itâ??s the transactional semantics that make full-stripe writes safe, regardless of whether itâ??s RAID-Z or plain old RAID-5.

If the transactional semantics of ZFS make full-stripe writes safe even for RAID-5, then it’s clearly not RAID-Z (which isn’t in the picture) that’s solving the problem. It’s the transactional semantics, including the exclusive use of full-stripe writes, that do so. If RAID-Z is as safe as RAID-5 with ZFS’s transactional behavior, and as unsafe without (as I believe I explained in my last post), then it can hardly be considered a solution to RAID-5′s problems. Jeff’s more detailed explanation makes this equivalence even clearer.

RAID-Z addresses this by using variable stripe width. It treats all the blocks as a matrix, where the disks are columns so that entry (M, N) is the Mth sector of disk N. Space allocation is row-major, but I/O is column-major (so that data is in the clear). In (say) a 4+1 RAID-Z setup, this means that a single-sector write will only touch two disks â?? one data, one parity. A 3-sector write touches 4 disks â?? 3 data, 1 parity. A 100-sector write touches all 5 disks, with four disks getting 25 sectors of data each and one disk getting 25 sectors of parity. You might infer that RAID-Z uses more space for very small blocks, but quickly approaches the usual 25% parity overhead (in our 4+1 example) for large blocks. That is correct. Iâ??ll blog about this in considerably more detail next week.

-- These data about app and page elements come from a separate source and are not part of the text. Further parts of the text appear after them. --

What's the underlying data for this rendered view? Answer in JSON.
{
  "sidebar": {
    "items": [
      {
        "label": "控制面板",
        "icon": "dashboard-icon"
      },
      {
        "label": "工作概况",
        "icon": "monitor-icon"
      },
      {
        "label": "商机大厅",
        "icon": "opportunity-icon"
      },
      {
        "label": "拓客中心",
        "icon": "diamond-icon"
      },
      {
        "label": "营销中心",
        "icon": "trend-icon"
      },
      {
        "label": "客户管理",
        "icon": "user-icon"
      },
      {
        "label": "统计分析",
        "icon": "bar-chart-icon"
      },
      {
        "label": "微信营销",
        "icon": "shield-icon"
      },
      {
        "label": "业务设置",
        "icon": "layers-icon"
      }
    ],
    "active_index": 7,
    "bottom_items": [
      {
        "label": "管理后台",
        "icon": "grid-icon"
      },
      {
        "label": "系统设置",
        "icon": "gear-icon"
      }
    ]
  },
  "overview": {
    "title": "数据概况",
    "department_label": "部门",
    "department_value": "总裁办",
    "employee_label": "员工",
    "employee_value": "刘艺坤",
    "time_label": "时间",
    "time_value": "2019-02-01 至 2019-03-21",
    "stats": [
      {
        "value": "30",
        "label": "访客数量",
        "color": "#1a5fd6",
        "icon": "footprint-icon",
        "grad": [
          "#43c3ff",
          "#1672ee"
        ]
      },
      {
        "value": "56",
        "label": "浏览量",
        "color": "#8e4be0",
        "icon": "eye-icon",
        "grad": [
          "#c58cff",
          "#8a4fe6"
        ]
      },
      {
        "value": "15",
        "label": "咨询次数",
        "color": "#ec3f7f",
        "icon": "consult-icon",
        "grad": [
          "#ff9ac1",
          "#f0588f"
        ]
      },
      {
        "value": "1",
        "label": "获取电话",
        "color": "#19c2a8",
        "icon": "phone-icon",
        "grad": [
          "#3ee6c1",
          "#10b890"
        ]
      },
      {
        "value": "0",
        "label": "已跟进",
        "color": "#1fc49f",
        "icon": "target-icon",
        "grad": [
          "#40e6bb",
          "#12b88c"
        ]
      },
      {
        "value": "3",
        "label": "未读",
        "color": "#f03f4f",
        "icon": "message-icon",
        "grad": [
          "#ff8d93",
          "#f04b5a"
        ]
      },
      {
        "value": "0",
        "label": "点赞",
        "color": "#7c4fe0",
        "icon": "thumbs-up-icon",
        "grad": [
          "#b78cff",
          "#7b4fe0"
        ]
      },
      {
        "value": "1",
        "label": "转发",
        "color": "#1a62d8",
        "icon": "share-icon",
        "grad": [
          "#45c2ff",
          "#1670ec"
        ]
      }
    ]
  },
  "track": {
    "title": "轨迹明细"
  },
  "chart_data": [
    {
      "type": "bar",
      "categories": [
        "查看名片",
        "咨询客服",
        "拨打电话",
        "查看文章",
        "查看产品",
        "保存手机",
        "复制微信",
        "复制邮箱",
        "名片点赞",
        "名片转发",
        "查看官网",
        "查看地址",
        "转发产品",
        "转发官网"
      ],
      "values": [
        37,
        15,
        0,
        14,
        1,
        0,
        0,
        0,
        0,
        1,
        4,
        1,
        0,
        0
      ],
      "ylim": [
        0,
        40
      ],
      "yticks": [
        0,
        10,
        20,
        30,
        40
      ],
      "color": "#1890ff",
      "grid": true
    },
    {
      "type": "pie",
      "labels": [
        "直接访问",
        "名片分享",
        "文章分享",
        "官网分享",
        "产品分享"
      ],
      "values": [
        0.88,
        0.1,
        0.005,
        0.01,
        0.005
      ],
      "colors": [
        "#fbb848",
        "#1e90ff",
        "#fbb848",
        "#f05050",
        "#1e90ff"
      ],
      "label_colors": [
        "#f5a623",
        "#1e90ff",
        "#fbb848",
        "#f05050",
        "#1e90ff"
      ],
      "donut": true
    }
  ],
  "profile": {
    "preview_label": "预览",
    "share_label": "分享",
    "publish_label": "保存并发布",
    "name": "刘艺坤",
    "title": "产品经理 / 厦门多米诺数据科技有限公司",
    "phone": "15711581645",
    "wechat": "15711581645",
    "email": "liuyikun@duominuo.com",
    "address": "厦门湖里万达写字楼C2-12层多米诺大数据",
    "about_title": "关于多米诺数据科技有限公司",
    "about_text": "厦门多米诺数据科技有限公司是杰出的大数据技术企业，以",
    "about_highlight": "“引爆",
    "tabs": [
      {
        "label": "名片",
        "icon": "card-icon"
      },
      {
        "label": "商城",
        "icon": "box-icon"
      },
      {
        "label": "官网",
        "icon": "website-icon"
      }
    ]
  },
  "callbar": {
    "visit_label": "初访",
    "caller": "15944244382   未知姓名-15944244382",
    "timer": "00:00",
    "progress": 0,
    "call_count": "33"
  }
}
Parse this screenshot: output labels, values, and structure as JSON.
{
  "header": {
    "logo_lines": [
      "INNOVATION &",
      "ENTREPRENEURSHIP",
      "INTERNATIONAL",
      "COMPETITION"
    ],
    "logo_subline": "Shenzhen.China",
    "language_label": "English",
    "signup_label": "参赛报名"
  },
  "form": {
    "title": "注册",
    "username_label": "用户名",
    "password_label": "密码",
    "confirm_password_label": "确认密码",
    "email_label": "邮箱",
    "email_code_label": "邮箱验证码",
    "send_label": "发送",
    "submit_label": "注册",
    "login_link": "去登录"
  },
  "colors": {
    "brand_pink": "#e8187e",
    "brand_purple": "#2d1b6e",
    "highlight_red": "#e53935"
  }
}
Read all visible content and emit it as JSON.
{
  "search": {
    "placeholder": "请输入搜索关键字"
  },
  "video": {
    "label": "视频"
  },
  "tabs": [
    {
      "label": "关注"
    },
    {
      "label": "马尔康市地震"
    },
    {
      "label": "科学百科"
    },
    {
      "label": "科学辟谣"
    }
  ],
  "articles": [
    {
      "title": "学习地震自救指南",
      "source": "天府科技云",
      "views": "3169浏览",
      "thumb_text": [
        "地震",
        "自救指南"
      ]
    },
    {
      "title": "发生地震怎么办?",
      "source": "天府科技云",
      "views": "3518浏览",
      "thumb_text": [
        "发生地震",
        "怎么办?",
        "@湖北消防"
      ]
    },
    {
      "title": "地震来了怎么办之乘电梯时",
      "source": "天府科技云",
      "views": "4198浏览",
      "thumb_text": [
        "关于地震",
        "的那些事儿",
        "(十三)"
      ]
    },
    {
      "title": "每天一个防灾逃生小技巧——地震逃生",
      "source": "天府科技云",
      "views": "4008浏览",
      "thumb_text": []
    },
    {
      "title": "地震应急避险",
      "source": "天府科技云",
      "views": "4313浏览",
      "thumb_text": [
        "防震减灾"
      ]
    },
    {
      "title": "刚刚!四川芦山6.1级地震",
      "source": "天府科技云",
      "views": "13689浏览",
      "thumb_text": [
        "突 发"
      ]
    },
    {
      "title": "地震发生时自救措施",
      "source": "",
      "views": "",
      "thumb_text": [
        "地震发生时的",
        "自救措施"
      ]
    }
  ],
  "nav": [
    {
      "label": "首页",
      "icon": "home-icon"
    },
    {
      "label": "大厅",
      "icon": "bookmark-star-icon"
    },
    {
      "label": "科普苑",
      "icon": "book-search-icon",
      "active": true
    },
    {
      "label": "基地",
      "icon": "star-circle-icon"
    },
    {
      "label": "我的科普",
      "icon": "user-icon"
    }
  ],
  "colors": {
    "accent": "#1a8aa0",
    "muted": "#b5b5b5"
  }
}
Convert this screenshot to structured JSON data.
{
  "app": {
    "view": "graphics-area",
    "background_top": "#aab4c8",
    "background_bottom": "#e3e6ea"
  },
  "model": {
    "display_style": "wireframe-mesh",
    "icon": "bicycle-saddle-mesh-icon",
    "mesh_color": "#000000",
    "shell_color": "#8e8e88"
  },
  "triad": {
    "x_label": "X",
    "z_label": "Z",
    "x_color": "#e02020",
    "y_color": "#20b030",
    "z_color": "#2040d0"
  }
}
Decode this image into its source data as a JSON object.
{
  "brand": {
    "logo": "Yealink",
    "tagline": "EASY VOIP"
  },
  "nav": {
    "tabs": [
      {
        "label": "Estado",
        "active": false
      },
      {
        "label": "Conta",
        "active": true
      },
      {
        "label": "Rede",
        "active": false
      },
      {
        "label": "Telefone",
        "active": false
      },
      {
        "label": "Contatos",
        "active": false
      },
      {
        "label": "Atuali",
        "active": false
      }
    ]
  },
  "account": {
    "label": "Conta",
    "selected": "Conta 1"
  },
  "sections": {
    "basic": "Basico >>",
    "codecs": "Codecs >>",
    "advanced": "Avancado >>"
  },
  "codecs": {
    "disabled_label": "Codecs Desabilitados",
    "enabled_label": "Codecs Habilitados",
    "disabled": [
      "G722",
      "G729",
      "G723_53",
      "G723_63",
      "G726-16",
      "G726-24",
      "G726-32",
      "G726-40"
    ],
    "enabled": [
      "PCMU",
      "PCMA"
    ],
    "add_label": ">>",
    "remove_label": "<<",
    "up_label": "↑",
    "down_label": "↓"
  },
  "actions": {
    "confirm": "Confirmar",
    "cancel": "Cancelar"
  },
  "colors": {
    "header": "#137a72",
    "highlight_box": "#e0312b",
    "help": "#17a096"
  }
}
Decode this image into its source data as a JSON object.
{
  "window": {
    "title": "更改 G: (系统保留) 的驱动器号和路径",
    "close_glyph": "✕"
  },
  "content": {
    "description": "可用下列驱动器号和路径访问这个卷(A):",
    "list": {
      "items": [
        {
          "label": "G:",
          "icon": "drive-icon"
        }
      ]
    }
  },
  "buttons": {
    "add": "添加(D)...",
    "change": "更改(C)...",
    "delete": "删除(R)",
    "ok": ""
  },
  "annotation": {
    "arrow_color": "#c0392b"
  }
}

The key point here is that you could apply a very similar technique if you were using RAID-5. However, you’d risk wasting even more space, and doing more I/O to write zeroes to the unused sectors within a stripe. The RAID-Z solution is clearly preferable from those perspectives, but not from that of data integrity. That brings me to another question about RAID-Z, which is the misleading name. RAID-Z might be a useful technique for a filesystem to use, perhaps even a significant innovation, but it’s not a RAID level. That’s an unwarranted attempt, in my opinion, to ride on RAID’s coat-tails because RAID was a truly significant advance in storage technology and is widely recognized as such. In part, I base that statement on something in Jeff’s original blog entry about RAID-Z.

You have to traverse the filesystem metadata to determine the RAID-Z geometry.

True RAID levels don’t require knowledge of higher-level “applications” (e.g. filesystems or volume managers) for reconstruction; that’s what we call a layering violation. All they require is knowledge of which disks are members of the RAID group. In some implementations of some RAID levels one further piece of information (the stripe width) is also needed, but that’s still a far cry from the arbitrarily complex metadata ZFS requires. RAID-Z is inseparable from ZFS and is therefore at ZFS’s semantic/operational level – i.e. not that at which RAID operates.

The fact that RAID-Z isn’t really a RAID level, or that it doesn’t (in and of itself) close the write hole, doesn’t mean it’s not cool. In fact I think it is cool. As I’ve said before, I’m not questioning the technology but a presentation that still seems as much based on marketing as on technical reality.